(Collected data)
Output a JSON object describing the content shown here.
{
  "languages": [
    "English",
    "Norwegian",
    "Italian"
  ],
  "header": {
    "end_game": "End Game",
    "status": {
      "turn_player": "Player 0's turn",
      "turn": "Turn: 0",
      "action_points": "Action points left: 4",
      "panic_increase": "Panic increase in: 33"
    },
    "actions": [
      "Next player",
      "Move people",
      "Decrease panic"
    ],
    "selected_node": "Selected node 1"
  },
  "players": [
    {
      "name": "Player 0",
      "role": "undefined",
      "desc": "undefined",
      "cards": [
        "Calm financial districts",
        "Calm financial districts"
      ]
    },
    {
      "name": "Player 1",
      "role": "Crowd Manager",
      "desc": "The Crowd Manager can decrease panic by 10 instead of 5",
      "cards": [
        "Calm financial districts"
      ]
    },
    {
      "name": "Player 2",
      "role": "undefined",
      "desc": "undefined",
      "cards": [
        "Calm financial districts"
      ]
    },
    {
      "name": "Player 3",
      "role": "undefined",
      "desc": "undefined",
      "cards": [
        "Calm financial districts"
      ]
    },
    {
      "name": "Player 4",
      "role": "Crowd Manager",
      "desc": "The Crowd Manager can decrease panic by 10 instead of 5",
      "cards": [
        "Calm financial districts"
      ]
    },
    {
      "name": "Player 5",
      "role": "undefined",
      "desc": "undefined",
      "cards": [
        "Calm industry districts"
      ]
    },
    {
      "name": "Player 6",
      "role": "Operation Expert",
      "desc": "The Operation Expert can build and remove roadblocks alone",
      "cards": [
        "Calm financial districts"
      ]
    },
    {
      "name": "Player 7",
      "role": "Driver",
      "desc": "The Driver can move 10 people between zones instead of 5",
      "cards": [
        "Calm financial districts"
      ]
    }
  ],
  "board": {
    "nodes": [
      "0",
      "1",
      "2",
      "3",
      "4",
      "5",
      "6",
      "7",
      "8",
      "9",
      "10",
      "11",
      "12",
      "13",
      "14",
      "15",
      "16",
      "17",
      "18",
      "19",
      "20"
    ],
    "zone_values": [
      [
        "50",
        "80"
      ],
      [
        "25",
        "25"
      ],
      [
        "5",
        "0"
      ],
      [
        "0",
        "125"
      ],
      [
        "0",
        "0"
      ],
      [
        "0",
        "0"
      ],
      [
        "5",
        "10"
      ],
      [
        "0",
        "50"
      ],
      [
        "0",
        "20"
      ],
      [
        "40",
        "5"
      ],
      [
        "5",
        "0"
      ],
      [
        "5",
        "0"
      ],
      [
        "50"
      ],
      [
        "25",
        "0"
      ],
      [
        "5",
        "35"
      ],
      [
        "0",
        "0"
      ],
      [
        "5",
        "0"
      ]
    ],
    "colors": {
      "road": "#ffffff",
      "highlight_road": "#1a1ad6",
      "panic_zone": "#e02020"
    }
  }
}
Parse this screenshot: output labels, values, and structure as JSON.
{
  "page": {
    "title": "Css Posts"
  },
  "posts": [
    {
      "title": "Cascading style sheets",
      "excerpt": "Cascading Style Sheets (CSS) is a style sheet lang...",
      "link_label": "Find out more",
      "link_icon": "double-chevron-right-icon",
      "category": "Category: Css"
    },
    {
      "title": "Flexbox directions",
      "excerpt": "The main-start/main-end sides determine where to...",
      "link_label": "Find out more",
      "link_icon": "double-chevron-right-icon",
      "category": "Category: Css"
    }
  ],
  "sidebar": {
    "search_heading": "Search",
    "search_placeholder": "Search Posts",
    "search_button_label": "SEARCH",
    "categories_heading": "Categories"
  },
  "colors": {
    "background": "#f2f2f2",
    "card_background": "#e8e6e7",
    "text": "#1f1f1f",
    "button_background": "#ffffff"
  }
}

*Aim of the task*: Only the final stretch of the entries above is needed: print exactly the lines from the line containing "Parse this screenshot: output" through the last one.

*Answer space*:
Parse this screenshot: output labels, values, and structure as JSON.
{
  "page": {
    "title": "Css Posts"
  },
  "posts": [
    {
      "title": "Cascading style sheets",
      "excerpt": "Cascading Style Sheets (CSS) is a style sheet lang...",
      "link_label": "Find out more",
      "link_icon": "double-chevron-right-icon",
      "category": "Category: Css"
    },
    {
      "title": "Flexbox directions",
      "excerpt": "The main-start/main-end sides determine where to...",
      "link_label": "Find out more",
      "link_icon": "double-chevron-right-icon",
      "category": "Category: Css"
    }
  ],
  "sidebar": {
    "search_heading": "Search",
    "search_placeholder": "Search Posts",
    "search_button_label": "SEARCH",
    "categories_heading": "Categories"
  },
  "colors": {
    "background": "#f2f2f2",
    "card_background": "#e8e6e7",
    "text": "#1f1f1f",
    "button_background": "#ffffff"
  }
}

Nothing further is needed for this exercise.